One very interesting book that has come to our attention as of late is, Happy Money: The Science of Smarter Spending. In this book, the authors rely on years of quantitative and qualitative research to explain how money can actually buy happiness, but only if spent in certain ways. There are five key principles that they focus on detailing how money can induce a serious boost of dopamine, leaving you fulfilled and happy. We get into a breakdown of the main points here

Principle One: Buy Experiences Extensive research reveals that a material purchase or spending on goods/products has a weaker effect on happiness than spending on vacations and visits. So if you’re hesitating to take that vacation, just book it! Experiencing a new place could be beneficial to your frame of mind and emotional needs.
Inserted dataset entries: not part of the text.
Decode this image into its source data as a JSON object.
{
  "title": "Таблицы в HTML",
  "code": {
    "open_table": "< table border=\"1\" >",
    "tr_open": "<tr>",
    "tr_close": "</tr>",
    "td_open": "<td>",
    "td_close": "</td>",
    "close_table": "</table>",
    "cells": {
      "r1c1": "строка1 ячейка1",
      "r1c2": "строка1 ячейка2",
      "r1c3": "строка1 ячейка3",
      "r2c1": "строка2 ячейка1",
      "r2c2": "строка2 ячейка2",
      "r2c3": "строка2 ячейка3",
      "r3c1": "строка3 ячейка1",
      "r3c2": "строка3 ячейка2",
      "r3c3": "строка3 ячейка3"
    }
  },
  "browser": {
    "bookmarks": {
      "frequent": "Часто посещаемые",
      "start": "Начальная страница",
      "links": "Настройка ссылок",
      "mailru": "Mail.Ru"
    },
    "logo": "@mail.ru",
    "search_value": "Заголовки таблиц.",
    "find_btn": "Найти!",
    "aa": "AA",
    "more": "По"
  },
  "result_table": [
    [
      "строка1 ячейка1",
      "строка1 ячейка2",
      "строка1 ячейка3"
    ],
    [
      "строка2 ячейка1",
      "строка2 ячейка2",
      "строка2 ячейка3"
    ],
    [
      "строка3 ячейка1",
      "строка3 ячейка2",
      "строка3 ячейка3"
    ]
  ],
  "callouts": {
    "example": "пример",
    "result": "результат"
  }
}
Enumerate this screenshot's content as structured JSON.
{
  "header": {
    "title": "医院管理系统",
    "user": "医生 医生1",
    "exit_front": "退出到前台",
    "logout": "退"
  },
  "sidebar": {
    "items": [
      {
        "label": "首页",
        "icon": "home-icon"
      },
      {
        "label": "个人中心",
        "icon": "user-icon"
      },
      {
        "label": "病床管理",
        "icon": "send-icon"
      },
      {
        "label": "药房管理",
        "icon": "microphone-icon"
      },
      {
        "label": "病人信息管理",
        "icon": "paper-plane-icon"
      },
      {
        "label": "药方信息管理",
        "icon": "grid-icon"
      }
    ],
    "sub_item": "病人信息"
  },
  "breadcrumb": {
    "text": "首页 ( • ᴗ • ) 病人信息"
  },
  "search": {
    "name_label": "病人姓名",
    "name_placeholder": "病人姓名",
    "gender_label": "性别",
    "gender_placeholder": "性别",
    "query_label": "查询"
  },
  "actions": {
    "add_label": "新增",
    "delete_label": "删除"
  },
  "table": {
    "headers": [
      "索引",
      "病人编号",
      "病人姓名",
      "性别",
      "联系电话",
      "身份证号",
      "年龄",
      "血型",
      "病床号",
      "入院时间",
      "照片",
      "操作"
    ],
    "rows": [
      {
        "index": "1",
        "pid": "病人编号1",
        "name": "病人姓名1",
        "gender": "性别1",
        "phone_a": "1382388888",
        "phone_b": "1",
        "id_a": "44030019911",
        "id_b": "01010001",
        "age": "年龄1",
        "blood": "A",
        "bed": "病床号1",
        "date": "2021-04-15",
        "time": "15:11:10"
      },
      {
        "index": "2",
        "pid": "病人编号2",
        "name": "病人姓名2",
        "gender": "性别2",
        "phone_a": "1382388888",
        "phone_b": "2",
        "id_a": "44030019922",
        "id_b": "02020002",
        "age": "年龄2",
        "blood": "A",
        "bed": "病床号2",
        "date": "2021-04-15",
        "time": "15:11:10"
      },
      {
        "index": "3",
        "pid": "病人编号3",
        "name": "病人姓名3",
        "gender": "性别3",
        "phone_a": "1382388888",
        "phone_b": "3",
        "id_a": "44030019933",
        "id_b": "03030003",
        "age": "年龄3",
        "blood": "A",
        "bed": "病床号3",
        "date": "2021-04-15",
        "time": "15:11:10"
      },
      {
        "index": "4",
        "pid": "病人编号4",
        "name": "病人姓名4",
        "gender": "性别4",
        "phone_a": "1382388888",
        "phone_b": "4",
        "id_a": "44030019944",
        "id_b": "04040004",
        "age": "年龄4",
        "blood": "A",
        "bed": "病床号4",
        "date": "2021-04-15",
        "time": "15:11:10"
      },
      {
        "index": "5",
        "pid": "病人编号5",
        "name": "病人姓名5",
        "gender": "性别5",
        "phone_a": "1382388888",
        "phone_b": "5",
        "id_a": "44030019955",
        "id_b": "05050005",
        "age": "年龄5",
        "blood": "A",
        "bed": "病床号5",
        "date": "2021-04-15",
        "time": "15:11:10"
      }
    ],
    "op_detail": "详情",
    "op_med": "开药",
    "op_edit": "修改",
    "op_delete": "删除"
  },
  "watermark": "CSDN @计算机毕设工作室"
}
Principle Two: Treat Yourself Having continuous access to all the goodies that life has to offer does very little to keep you continuously happy. However, rewarding yourself every once in awhile by making some purchases less casual than others and occasionally treating yourself elicits a stronger feeling of happiness more often than not.

Principle Three: Buy Time

planningPlanning your time and investing in your hourly clock and the way in which you juggle your day-to-day activities has been proven to increase happiness as well. This means responsibly managing and investing in your time, here and now, will ensure feelings of happiness in assessing your life in the long run.

Principle Four: Pay Now, Consume Later We live in the era of instant gratification and instant reward. Research shows that fast-reward products just as quickly lose their effect on your happiness. Research instead suggests you try postponing the consumption of your bought items and see what that can do for you happiness levels. Basically, practicing some self control pays off your your happiness and feelings of contentment.

Principle Five: Invest in Others

givingThe fastest and longest lasting happy pill is to spend on others – which is true for both time and money. So, now it’s proven that giving more does have benefits for your emotional wellbeing. The more effort you use to put a smile on someone else’s face, the more you’ll be smiling too, and that’s a pretty beautiful concept.